Species / International Ovis
Capra falconeri falconeri skardu
GENETIC DIFFERENCE: The most definitive genetic study, published in 2020, has determined that there are five sub-populations of the Markhor that have traditionally been classified as Astor. The five sub-populations are geographically isolated and it has been determined that there is no inter-mingling.
PHENOTYPIC DIFFERENCE: All males in the four western sub-populations have vertical sweeping horns and are phenotypically the same. All males in the one eastern sub-population have horizontal sweeping horns.
The GSCO trophy committee has made the decision to recognize the Markhor from the Skardu region of Pakistan as a distinct species, separate from the Astor. The trophy committee evaluates four major factors in making classification decisions and this Markhor meets all four.

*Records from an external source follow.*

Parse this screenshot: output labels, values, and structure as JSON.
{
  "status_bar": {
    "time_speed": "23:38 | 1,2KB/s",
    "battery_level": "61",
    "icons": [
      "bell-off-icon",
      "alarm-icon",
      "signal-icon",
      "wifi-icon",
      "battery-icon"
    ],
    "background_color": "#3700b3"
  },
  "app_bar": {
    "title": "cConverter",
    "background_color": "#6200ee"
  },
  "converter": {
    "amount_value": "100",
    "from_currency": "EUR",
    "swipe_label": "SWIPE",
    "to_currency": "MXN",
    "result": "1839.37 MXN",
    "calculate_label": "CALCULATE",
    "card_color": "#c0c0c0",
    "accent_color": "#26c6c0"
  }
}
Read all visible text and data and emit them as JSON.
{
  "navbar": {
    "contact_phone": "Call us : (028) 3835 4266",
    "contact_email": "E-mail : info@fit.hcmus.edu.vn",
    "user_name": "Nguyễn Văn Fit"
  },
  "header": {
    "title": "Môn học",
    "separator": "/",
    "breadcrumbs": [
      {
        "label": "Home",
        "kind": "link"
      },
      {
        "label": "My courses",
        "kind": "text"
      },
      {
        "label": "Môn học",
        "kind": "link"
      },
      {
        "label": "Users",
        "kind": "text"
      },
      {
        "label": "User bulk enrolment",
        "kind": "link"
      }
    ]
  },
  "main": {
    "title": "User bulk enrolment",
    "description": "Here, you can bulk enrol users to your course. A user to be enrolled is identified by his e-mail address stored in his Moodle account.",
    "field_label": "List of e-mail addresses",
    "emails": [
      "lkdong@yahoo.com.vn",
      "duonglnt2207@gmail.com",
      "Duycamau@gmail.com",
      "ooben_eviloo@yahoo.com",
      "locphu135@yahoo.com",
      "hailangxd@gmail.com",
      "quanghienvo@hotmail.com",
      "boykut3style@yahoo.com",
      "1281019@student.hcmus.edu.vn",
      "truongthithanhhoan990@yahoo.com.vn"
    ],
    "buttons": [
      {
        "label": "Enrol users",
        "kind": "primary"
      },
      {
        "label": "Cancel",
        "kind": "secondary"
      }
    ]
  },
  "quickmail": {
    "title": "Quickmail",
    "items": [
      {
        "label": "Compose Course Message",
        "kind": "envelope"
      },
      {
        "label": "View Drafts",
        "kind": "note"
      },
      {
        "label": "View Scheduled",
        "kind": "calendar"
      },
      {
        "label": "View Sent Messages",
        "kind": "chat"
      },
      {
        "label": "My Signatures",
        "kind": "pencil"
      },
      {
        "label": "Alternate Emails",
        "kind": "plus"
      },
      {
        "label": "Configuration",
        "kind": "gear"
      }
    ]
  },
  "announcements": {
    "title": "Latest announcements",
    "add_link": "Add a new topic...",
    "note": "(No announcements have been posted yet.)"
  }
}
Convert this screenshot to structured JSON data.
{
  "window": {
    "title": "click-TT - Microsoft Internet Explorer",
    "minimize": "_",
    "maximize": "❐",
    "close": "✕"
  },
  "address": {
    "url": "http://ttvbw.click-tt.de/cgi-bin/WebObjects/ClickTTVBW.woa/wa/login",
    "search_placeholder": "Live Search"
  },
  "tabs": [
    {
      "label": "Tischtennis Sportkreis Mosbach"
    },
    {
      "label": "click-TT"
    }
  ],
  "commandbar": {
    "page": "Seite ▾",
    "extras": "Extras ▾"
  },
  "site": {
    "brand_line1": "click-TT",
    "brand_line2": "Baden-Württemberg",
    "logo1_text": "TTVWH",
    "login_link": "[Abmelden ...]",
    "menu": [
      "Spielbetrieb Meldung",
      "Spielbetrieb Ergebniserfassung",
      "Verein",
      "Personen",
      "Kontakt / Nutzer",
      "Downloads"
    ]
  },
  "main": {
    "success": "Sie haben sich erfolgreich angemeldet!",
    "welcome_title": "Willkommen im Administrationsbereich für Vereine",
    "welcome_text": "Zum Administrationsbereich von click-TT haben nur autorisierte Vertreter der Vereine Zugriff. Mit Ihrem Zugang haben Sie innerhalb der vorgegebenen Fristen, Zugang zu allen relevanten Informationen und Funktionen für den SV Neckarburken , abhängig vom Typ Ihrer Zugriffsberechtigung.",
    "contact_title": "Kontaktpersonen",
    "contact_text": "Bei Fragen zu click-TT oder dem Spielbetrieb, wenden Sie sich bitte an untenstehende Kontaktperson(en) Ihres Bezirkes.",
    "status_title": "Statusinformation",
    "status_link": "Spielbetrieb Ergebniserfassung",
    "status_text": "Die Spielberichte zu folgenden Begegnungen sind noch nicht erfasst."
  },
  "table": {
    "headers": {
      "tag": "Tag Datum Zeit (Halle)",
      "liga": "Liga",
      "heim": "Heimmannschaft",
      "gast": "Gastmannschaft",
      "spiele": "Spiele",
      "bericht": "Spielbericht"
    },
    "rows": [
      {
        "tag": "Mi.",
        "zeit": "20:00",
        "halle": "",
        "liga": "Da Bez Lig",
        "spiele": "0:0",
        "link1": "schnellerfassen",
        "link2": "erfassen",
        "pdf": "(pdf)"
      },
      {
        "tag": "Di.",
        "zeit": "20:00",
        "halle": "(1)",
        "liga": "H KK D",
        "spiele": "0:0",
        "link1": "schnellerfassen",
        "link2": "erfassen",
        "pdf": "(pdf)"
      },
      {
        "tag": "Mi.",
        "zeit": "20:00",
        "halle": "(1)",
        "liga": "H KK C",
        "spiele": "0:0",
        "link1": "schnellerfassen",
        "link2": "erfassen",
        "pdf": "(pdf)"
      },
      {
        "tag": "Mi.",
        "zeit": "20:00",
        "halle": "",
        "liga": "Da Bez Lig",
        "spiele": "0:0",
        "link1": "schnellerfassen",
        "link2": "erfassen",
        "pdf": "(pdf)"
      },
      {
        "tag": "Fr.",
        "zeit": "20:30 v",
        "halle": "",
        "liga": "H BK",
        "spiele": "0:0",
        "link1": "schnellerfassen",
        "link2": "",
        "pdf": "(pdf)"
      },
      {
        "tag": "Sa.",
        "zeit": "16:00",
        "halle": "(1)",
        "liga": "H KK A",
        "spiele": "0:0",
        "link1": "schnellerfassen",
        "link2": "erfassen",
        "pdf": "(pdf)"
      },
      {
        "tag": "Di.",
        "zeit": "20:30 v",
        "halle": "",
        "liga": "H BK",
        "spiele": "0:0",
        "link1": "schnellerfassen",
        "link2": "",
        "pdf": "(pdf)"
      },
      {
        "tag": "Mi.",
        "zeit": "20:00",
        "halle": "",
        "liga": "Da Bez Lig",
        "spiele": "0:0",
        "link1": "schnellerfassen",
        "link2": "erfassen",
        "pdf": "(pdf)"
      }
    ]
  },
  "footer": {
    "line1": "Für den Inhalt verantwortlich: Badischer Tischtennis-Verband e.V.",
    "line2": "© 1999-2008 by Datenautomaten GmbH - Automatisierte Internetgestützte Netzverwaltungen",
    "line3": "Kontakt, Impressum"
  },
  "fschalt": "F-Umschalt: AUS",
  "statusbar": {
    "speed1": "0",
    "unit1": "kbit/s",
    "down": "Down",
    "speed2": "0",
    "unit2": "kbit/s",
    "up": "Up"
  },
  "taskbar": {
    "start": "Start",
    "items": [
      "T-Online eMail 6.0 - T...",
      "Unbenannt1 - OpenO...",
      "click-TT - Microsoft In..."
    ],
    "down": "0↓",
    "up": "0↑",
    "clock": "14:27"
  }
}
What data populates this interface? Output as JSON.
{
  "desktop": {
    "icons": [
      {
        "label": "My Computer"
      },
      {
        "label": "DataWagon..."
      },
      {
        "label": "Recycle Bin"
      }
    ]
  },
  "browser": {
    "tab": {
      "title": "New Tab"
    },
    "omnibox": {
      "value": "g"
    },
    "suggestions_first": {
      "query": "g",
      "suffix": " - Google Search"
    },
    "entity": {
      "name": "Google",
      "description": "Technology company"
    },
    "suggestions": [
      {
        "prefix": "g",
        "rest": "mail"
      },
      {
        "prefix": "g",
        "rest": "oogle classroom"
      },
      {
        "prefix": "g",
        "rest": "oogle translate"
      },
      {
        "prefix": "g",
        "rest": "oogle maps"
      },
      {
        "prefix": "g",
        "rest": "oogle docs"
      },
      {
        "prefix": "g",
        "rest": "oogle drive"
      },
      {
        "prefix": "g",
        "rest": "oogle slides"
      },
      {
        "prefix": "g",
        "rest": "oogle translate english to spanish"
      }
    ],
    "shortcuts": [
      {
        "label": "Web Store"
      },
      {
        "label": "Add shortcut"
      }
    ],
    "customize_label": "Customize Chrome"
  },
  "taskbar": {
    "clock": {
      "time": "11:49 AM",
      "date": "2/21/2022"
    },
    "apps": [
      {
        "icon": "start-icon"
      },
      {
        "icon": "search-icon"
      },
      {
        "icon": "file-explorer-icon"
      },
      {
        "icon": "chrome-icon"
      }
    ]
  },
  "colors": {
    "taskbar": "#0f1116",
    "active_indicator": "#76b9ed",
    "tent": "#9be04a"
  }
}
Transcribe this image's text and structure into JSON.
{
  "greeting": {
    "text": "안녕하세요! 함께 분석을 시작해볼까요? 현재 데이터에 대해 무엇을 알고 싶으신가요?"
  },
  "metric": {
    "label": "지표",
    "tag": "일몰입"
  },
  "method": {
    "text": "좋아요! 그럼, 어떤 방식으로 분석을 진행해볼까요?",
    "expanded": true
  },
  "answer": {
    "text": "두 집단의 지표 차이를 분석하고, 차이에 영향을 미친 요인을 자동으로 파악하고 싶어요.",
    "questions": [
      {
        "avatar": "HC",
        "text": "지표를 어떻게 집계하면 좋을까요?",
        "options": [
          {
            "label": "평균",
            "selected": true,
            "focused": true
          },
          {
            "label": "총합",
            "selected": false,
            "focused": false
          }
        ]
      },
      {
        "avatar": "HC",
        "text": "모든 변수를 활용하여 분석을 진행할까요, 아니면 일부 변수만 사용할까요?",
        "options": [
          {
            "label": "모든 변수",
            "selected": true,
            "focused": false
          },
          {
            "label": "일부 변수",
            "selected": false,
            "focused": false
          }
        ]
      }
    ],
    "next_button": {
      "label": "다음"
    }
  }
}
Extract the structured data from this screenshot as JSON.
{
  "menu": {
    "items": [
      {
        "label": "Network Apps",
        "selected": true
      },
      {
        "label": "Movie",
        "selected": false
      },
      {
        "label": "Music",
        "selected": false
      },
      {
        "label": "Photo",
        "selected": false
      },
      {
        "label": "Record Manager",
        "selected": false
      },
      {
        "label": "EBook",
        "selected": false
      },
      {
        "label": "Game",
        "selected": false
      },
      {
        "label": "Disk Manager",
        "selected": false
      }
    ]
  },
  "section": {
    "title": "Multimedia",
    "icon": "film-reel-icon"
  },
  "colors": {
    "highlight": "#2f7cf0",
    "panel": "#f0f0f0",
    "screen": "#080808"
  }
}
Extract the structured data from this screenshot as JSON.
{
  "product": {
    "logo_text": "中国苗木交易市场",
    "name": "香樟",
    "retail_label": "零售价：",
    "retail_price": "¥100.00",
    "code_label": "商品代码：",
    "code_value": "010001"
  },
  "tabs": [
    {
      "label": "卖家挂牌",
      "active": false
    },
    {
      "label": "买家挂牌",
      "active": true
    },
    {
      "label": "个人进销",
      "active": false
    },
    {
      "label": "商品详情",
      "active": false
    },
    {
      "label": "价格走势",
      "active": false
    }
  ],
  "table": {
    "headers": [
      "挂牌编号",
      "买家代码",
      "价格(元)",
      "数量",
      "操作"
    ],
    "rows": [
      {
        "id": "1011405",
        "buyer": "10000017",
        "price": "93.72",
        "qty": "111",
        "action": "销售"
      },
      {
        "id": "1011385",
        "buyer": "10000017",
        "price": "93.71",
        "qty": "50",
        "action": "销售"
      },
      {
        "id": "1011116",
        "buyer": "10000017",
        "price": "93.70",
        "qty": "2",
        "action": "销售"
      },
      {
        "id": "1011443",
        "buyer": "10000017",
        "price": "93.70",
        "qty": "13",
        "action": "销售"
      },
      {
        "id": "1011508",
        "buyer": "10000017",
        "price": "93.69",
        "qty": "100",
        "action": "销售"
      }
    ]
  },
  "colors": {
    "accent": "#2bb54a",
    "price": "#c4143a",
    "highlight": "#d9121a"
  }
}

CONTRIBUTION TO CONSERVATION: Since most hunters want the classic vertical look of the “Astor” Markhor, the large majority of Markhor hunted have been from the western sub-populations. Few have been hunted from the eastern sub-population. Increasing interest in the eastern Markhor will increase conservation efforts there.
HUNTING OPPORTUNITY: This will increase from four to five the possible Markhor that can be hunted.
Since the town of Skardu is central in the range of this distinct Markhor we are naming it the “SKARDU MARKHOR.” The Markhor from the four western sub-populations will remain as the “ASTOR MARKHOR.”
The accompanying map shows the four western “Astor” ranges and the one eastern “Skardu” range.
The pictures of these two Markhor demonstrate the dramatic contrast between the “Astor” vertical horns and the “Skardu” horizontal horns.
If you have taken a Markhor from the Skardu area, GSCO will change its classification, thus, giving you the opportunity to hunt another Markhor, the Astor.
by: Brian Hauck